Is There a Doctor in the House?

In my financial counseling practice sometimes I have to deliver bad news. Whether it’s showing a client how his income doesn’t support his already modest lifestyle or helping a family understand the terms of their unmanageable debt, I am there when painful economic realities are revealed, often for the first time.

My role in these scenarios is not unlike a doctor sitting down with a patient to give him a poor test result. Given this parallel I watched with interest a lecture by Elly Hann D.O. on How Best to Deliver Bad News to Patients and Family. Dr. Hann, a hospice physician specializing in palliative care and pain management, emphasized the importance of communicating bad news clearly and compassionately so that the patient is able to begin organizing his thoughts around the diagnosis and treatment plan.

Without the doctor’s effective communication, patients remain stuck in a state of anxious confusion. These feelings compromise the patient’s ability to trust his doctor and follow through with necessary treatment.

While this all seems obvious in a medical model, it really made me think about our socio-financial model and how we meet consumers’ needs for assessment (diagnosis), communication, and support.

In the medical model the doctor is the expert, the one with the information. The doctor is required to be the patient’s advocate without any conflicting loyalty. Thus the patient can trust the doctor to decide and to act in his best interest.

In the financial world, one can retain similar unbiased expertise in the form of a fee-only financial planner or accounting professional. These services are excellent but can be prohibitively expensive for all but the most affluent. Some professionals offer pro bono or reduced-fee services through local non-profits or public agencies but these programs are spotty and not scalable to the population at large.

In the absence of expert guidance what has happened is that we’ve made “doctors” out of lenders. We assume that because lenders incur risk the market drives them to become experts on how to extend credit, at what competitive terms, and to whom.

This is not a patient- or consumer-based model. This would be like a person going into a hospital with pain in his shoulder and being told by the radiologist, “Hey, what you need is an x-ray,” and then the orthopedist countering with, “But if you sign up with me now I will give you an excellent deal on this cast!” How is the patient supposed to determine what to do with something as complicated as his health?

Our financial world has become similarly complex. Many consumers feel lost, anxiously confused about how to diagnose their own needs, identify the right course of action, and organize themselves around a plan.

Anxious confusion poisons the whole system. We can see the erosion of trust in the lending establishment. Whereas once consumers put too much faith in the promise of credit, now you see people suspicious of lenders’ motives to the point where they feel the system is out to get them.

I definitely see a need for a more widespread combination of consumer advocacy, information, and support. Right now all of those functions are operating somewhat disjointedly. For example, I can provide expert communication and support in my counseling practice, but I must partner with financial services professionals to get clients the information and analysis they need. The financial services industry has the information, but is mostly geared at helping already stable people protect their security and not at being a consumer sounding-board. Consumer advocates exist, but they often take an adversarial, system-focused position that is not necessarily based on the needs of the individual consumer.
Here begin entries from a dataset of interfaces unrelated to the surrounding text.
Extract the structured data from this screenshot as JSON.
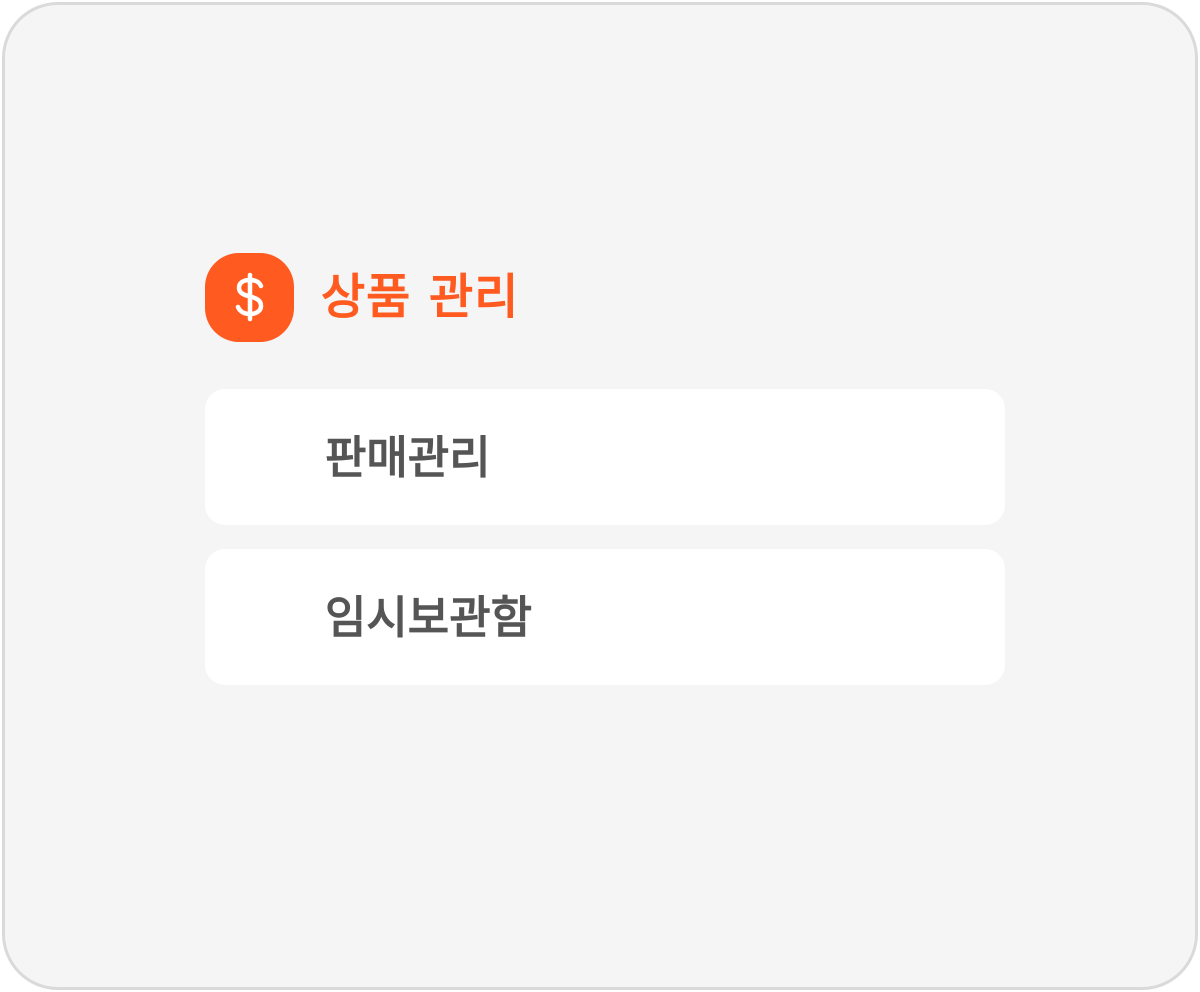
{
  "colors": {
    "accent": "#ff5a1f",
    "item_text": "#555555",
    "card_bg": "#f5f5f5",
    "item_bg": "#ffffff"
  },
  "header": {
    "icon": "dollar-sign-icon",
    "title": "상품 관리"
  },
  "menu": {
    "items": [
      {
        "label": "판매관리"
      },
      {
        "label": "임시보관함"
      }
    ]
  }
}
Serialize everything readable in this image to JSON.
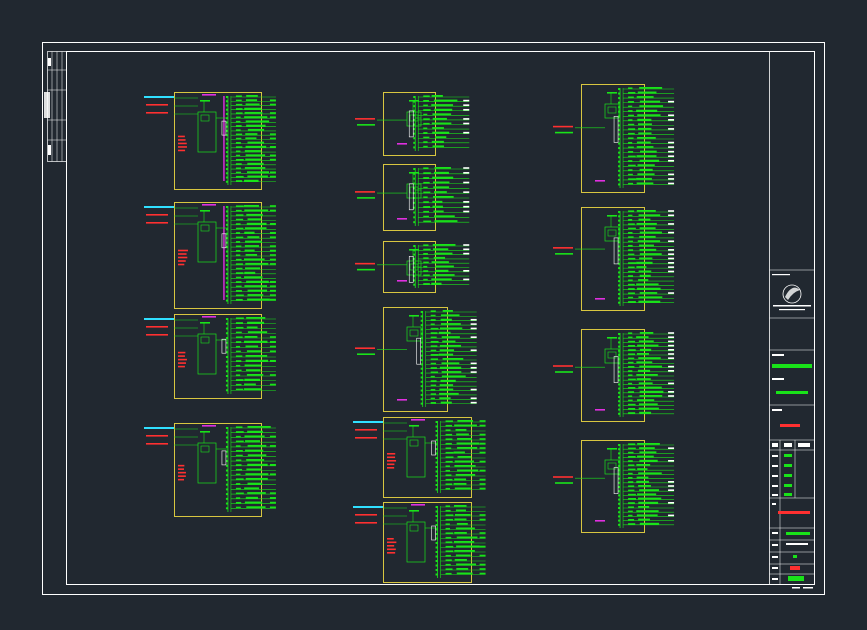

I’m writing this post as a real thought-in-progress. Our socio-financial set-up seems inadequate but I don’t know what the right answer is. It’s hard to point to the state of the health care industry as any sort of positive example, but I think that the doctor metaphor is helpful in illustrating the vacuum that currently exists. This is not generally a comment-heavy blog, but if any readers have an opinion on this I would be glad to read it.

Amanda Clayman